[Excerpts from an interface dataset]
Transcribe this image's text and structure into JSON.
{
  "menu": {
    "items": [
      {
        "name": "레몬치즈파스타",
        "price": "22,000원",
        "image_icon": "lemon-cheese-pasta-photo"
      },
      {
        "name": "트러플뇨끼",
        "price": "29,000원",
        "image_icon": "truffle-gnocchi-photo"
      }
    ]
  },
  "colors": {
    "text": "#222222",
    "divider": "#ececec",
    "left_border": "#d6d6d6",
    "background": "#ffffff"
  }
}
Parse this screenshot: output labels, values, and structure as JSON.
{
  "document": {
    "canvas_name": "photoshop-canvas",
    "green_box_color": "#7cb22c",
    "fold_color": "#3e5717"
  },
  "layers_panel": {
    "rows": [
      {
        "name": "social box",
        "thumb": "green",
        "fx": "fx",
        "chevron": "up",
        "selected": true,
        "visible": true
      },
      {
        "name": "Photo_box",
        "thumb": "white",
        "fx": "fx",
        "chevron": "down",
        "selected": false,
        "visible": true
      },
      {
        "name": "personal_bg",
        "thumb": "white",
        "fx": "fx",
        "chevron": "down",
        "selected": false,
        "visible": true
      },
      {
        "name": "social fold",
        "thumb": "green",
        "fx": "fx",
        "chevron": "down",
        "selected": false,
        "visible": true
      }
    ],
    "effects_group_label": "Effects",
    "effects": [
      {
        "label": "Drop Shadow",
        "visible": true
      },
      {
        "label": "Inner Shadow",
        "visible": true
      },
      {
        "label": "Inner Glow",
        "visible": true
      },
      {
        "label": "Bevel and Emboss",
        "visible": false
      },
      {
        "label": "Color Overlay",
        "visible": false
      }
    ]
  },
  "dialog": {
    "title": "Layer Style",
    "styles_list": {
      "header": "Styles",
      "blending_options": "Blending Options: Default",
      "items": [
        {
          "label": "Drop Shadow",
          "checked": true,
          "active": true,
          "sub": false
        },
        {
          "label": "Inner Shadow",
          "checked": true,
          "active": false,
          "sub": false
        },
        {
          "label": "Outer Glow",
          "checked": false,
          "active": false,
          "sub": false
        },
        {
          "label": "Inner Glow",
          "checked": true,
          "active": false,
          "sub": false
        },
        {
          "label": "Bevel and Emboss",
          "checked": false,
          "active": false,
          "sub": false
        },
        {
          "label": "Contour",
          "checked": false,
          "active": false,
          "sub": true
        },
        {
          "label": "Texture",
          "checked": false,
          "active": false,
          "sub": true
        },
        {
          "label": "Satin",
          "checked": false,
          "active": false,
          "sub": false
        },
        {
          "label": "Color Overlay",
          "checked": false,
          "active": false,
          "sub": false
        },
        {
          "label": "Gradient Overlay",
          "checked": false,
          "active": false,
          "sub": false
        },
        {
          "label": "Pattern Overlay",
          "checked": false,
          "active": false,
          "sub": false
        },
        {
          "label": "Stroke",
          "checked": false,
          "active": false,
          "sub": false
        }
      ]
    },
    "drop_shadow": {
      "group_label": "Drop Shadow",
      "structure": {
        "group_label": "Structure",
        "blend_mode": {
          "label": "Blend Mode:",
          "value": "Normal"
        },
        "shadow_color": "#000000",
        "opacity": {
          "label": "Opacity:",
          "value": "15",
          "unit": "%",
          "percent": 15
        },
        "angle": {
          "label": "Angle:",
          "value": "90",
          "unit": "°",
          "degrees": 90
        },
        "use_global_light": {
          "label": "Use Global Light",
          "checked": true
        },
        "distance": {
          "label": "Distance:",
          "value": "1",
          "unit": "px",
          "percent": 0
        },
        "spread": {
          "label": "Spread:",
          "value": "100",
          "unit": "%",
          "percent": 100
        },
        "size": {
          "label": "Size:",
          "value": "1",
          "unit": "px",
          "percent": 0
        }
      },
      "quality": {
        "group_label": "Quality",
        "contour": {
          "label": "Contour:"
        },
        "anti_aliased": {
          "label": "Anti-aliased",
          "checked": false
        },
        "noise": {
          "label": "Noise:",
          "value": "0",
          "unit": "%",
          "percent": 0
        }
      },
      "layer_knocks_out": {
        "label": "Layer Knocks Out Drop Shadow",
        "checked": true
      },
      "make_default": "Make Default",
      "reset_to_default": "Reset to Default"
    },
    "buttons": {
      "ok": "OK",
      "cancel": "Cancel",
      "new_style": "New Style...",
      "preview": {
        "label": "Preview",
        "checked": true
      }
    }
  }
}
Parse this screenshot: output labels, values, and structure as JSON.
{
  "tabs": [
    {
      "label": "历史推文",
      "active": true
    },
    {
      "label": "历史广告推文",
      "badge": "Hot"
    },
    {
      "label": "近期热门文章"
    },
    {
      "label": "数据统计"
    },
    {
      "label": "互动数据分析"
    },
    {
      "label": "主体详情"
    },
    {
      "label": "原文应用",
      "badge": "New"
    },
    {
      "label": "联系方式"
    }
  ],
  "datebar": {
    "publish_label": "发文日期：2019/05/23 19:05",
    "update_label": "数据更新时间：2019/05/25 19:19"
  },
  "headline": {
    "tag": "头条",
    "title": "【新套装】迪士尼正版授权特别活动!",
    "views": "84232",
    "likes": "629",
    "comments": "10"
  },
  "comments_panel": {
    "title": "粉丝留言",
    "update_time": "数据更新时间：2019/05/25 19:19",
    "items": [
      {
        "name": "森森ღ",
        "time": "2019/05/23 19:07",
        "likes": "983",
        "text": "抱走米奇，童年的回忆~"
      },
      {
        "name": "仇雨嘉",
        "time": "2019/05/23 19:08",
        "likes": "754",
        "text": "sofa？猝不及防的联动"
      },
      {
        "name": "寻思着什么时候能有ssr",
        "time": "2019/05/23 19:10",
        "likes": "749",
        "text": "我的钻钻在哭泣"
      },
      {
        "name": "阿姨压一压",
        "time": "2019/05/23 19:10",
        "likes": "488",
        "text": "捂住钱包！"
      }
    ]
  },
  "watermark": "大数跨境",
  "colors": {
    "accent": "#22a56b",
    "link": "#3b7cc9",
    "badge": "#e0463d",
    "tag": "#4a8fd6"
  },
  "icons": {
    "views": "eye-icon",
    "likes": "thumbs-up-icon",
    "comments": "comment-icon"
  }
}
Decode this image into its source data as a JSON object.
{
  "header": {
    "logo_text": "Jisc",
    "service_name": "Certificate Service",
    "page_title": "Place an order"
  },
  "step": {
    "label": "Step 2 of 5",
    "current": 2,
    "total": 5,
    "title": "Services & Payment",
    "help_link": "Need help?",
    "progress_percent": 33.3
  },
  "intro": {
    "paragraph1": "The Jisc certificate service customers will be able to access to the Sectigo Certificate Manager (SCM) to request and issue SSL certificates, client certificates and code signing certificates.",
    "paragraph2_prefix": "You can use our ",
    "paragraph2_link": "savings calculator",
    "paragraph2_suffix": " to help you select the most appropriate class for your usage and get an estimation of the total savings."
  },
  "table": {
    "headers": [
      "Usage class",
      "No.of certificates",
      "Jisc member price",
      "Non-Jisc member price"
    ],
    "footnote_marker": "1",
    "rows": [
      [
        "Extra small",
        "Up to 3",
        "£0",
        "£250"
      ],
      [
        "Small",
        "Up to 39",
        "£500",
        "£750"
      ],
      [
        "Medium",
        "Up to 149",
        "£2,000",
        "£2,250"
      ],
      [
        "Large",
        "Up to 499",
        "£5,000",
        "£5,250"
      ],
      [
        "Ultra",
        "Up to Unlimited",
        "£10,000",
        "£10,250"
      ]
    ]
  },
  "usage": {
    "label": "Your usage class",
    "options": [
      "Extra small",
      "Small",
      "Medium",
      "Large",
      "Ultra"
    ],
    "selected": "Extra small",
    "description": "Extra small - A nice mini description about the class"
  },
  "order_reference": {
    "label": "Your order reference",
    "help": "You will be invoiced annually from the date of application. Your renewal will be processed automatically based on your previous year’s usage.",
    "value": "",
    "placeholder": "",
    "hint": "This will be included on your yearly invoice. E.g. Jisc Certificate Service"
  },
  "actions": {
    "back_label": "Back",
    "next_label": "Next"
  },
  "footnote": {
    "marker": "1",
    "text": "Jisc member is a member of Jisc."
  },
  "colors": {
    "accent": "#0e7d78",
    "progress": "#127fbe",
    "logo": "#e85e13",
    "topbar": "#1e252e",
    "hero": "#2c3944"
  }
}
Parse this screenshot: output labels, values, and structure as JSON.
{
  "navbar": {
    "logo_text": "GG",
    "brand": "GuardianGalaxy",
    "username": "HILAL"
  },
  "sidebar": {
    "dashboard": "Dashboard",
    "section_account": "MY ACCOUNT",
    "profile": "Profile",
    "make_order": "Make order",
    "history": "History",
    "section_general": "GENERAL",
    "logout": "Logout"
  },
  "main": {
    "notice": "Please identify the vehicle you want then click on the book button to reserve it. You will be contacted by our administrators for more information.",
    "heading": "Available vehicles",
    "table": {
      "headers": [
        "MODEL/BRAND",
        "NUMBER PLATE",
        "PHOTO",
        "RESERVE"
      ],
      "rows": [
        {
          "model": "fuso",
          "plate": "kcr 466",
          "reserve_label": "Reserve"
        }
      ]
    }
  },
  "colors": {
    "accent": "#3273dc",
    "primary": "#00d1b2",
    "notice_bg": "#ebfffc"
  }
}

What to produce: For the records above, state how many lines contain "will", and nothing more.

Output of the exercise: 4